### GIVEN DATA
##########

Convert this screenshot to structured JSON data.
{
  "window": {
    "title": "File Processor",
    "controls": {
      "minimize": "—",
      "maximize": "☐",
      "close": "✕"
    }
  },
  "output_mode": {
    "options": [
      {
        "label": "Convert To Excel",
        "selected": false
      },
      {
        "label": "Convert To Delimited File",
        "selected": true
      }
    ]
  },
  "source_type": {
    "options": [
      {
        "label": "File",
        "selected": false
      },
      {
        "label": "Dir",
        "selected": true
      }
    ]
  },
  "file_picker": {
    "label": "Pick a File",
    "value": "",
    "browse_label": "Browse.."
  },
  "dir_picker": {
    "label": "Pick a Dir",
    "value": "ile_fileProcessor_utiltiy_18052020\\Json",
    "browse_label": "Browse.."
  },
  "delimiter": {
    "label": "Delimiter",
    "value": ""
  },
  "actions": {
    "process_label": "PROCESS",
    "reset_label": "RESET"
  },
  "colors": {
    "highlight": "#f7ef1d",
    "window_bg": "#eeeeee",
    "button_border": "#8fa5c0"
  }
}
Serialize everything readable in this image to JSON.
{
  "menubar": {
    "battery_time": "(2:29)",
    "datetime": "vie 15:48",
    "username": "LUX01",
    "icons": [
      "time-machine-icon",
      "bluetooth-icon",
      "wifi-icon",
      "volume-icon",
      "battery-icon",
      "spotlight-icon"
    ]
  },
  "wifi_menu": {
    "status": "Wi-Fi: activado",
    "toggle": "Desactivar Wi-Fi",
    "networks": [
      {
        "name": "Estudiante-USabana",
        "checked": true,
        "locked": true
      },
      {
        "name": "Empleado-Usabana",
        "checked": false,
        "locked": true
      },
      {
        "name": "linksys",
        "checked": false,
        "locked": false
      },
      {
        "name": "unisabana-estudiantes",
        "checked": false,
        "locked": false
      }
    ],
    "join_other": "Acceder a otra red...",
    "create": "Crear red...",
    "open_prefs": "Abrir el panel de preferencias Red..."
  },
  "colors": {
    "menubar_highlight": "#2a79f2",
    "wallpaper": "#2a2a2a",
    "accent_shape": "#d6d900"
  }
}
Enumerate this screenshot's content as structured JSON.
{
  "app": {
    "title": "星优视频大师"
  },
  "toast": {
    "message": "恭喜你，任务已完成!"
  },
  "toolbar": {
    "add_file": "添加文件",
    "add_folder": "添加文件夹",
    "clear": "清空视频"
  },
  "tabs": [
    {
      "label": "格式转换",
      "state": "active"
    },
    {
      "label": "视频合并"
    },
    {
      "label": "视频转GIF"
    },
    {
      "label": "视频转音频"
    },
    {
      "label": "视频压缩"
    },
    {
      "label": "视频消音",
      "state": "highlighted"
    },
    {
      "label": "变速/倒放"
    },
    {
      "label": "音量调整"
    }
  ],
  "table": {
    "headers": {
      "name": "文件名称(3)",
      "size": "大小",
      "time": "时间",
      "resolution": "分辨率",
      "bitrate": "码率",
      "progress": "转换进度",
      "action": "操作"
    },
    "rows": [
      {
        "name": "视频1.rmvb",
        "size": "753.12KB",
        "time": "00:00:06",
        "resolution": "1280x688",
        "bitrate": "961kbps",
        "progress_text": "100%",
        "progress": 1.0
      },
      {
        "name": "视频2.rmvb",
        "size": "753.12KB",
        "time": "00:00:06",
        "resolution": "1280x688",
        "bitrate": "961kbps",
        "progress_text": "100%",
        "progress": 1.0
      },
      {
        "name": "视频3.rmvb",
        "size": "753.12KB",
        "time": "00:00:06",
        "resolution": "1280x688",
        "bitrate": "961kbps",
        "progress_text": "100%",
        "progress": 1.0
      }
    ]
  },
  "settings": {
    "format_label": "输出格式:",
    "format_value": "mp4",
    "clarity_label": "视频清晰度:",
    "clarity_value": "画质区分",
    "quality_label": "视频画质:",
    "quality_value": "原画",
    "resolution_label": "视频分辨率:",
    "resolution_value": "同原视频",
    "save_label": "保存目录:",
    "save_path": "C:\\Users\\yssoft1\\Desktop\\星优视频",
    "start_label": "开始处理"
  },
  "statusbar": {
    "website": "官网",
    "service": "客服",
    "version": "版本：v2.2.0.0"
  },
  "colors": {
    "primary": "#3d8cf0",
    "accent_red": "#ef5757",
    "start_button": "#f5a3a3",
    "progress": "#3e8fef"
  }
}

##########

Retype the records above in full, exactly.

### WRITTEN SOLUTION
Convert this screenshot to structured JSON data.
{
  "window": {
    "title": "File Processor",
    "controls": {
      "minimize": "—",
      "maximize": "☐",
      "close": "✕"
    }
  },
  "output_mode": {
    "options": [
      {
        "label": "Convert To Excel",
        "selected": false
      },
      {
        "label": "Convert To Delimited File",
        "selected": true
      }
    ]
  },
  "source_type": {
    "options": [
      {
        "label": "File",
        "selected": false
      },
      {
        "label": "Dir",
        "selected": true
      }
    ]
  },
  "file_picker": {
    "label": "Pick a File",
    "value": "",
    "browse_label": "Browse.."
  },
  "dir_picker": {
    "label": "Pick a Dir",
    "value": "ile_fileProcessor_utiltiy_18052020\\Json",
    "browse_label": "Browse.."
  },
  "delimiter": {
    "label": "Delimiter",
    "value": ""
  },
  "actions": {
    "process_label": "PROCESS",
    "reset_label": "RESET"
  },
  "colors": {
    "highlight": "#f7ef1d",
    "window_bg": "#eeeeee",
    "button_border": "#8fa5c0"
  }
}
Serialize everything readable in this image to JSON.
{
  "menubar": {
    "battery_time": "(2:29)",
    "datetime": "vie 15:48",
    "username": "LUX01",
    "icons": [
      "time-machine-icon",
      "bluetooth-icon",
      "wifi-icon",
      "volume-icon",
      "battery-icon",
      "spotlight-icon"
    ]
  },
  "wifi_menu": {
    "status": "Wi-Fi: activado",
    "toggle": "Desactivar Wi-Fi",
    "networks": [
      {
        "name": "Estudiante-USabana",
        "checked": true,
        "locked": true
      },
      {
        "name": "Empleado-Usabana",
        "checked": false,
        "locked": true
      },
      {
        "name": "linksys",
        "checked": false,
        "locked": false
      },
      {
        "name": "unisabana-estudiantes",
        "checked": false,
        "locked": false
      }
    ],
    "join_other": "Acceder a otra red...",
    "create": "Crear red...",
    "open_prefs": "Abrir el panel de preferencias Red..."
  },
  "colors": {
    "menubar_highlight": "#2a79f2",
    "wallpaper": "#2a2a2a",
    "accent_shape": "#d6d900"
  }
}
Enumerate this screenshot's content as structured JSON.
{
  "app": {
    "title": "星优视频大师"
  },
  "toast": {
    "message": "恭喜你，任务已完成!"
  },
  "toolbar": {
    "add_file": "添加文件",
    "add_folder": "添加文件夹",
    "clear": "清空视频"
  },
  "tabs": [
    {
      "label": "格式转换",
      "state": "active"
    },
    {
      "label": "视频合并"
    },
    {
      "label": "视频转GIF"
    },
    {
      "label": "视频转音频"
    },
    {
      "label": "视频压缩"
    },
    {
      "label": "视频消音",
      "state": "highlighted"
    },
    {
      "label": "变速/倒放"
    },
    {
      "label": "音量调整"
    }
  ],
  "table": {
    "headers": {
      "name": "文件名称(3)",
      "size": "大小",
      "time": "时间",
      "resolution": "分辨率",
      "bitrate": "码率",
      "progress": "转换进度",
      "action": "操作"
    },
    "rows": [
      {
        "name": "视频1.rmvb",
        "size": "753.12KB",
        "time": "00:00:06",
        "resolution": "1280x688",
        "bitrate": "961kbps",
        "progress_text": "100%",
        "progress": 1.0
      },
      {
        "name": "视频2.rmvb",
        "size": "753.12KB",
        "time": "00:00:06",
        "resolution": "1280x688",
        "bitrate": "961kbps",
        "progress_text": "100%",
        "progress": 1.0
      },
      {
        "name": "视频3.rmvb",
        "size": "753.12KB",
        "time": "00:00:06",
        "resolution": "1280x688",
        "bitrate": "961kbps",
        "progress_text": "100%",
        "progress": 1.0
      }
    ]
  },
  "settings": {
    "format_label": "输出格式:",
    "format_value": "mp4",
    "clarity_label": "视频清晰度:",
    "clarity_value": "画质区分",
    "quality_label": "视频画质:",
    "quality_value": "原画",
    "resolution_label": "视频分辨率:",
    "resolution_value": "同原视频",
    "save_label": "保存目录:",
    "save_path": "C:\\Users\\yssoft1\\Desktop\\星优视频",
    "start_label": "开始处理"
  },
  "statusbar": {
    "website": "官网",
    "service": "客服",
    "version": "版本：v2.2.0.0"
  },
  "colors": {
    "primary": "#3d8cf0",
    "accent_red": "#ef5757",
    "start_button": "#f5a3a3",
    "progress": "#3e8fef"
  }
}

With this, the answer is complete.